Nestled in a private corner of the award-winning village of Great Abington is Abington Lodge: Where over 19 acres of gardens and grounds meet with elegant interiors and wonderful ancillary accommodation.
It’s hard to tell what’s best about Grade II-listed Abington Lodge, in Great Abington —whether the idyllic setting in a little more than 19 acres of parkland and paddocks coursed by the River Granta, the 8,600sq ft interior with magnificent spiral staircase and floor-to-ceiling sash windows or the intriguing history: the house was once a hunting lodge for Richard, Earl of Grosvenor, whose wife scandalised Georgian Britain for her relationship with the Duke of Cumberland.
The older farmhouses scattered across rural, deeply wooded areas on the Surrey and Sussex border have lost nothing of their appeal in the 21st century. Willards Farm, near Dunsfold, has recently been subject to sympathetic renovation and substantial extension. At its core, the house is a four-bay, 16th-century timber-frame house of two storeys, under a clay-tile roof, with a substantial off-centre chimney stack. It occupies an elevated site and was extended to its northern end in the 1930s and to the south in the 1980s. The latest works, completed in 2019, were imaginatively designed by architect Stuart Martin for a young family.
The brick walls enclosing the pool house create the impression of a traditional farmstead enclosure and the tiled coping echoes the treatment of a Lutyens pergola at Pasture Wood, Dorking, of about 1912. One angle of the walls is resolved with a fine dovecote and ceramic decoration of the pool by Craig Bragdy means that it resembles an ornamental pond.
Downton Abbey has become THE British cult series.

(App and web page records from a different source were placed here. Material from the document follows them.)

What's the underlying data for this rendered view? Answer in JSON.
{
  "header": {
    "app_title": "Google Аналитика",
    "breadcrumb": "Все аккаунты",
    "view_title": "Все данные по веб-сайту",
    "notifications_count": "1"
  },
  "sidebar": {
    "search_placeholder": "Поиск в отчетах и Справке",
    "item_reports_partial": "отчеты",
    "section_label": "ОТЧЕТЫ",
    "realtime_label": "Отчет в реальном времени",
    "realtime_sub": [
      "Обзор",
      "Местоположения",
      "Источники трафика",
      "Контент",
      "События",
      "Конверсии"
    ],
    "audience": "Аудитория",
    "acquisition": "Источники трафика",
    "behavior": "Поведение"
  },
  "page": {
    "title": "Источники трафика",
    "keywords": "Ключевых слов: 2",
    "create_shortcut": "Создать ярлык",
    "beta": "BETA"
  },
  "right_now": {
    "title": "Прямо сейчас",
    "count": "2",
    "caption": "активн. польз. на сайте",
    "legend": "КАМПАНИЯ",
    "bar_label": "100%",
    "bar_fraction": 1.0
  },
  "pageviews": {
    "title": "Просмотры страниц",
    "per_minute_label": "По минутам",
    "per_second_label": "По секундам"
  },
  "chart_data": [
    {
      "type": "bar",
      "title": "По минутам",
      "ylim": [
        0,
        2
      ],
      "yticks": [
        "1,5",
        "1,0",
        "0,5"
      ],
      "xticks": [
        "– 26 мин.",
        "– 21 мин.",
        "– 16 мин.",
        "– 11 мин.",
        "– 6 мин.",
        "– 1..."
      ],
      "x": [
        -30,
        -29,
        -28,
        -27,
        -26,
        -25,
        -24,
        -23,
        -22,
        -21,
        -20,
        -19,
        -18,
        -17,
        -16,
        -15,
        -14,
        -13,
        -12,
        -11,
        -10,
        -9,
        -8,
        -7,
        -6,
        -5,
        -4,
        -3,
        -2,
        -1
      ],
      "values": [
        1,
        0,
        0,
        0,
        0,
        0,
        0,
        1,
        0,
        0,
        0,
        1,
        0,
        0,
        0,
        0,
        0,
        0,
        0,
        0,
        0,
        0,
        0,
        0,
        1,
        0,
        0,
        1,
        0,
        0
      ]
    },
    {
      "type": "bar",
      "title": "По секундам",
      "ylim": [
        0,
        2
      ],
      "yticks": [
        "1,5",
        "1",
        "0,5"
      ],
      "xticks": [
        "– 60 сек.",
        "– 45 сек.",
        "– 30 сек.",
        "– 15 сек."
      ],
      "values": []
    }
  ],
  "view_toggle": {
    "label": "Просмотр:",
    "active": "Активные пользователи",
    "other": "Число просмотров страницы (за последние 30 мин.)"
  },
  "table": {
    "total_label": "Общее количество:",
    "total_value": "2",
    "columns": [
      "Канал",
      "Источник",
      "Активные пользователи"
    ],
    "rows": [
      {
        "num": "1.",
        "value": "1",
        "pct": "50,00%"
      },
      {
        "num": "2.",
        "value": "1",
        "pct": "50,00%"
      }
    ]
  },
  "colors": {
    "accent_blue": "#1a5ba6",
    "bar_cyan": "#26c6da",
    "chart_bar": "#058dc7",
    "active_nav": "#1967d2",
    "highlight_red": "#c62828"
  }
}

The story about the fate of a noble family and their servants at the beginning of the 20th century in Yorkshire, England, is even set in a real palace: Highclere Castle. There aren’t servants anymore, but it still has a countess. The lady of the house takes us on an exclusive tour of the castle where Downton Abbey has been shot. Some of the locations may look familiar, especially since the second film is now being released after six successful seasons on TV.
Highclere Castle is a Grade I listed country house built in 1679 and largely renovated in the 1840s, with a park designed by Capability Brown in the 18th century. The 5,000-acre estate is in Highclere in Hampshire, England, about 5 miles south of Newbury, Berkshire, and 9.5 miles north of Andover, Hampshire.
Petra is a famous archaeological site in Jordan’s southwestern desert. Dating to around 300 B.C., it was the capital of the Nabatean Kingdom. Accessed via a narrow canyon called Al Siq, it contains tombs and temples carved into pink sandstone cliffs, earning its nickname, the “Rose City.” Perhaps its most famous structure is 45m-high Al Khazneh, a temple with an ornate, Greek-style facade, and known as The Treasury.
Hunton Court is an ancient house hiding behind a breathtaking Georgian facade, and all set in a truly beautiful corner of Kent.
Take a quick look at Hunton Court — near Maidstone, in Kent — and you’d immediately mark it down as an 18th century country house. Yet its true origins lie many centuries earlier: it’s a building that hides its timbered origins behind a Georgian look.
The house, once known as Court Lodge, had a turbulent history: first built in the 13th century and part of an estate that had belonged to the Canterbury’s Christ Church Priory, it was handed to Sir Thomas Wyatt, Henry VIII’s High Sheriff for Kent, after the Dissolution of Monasteries.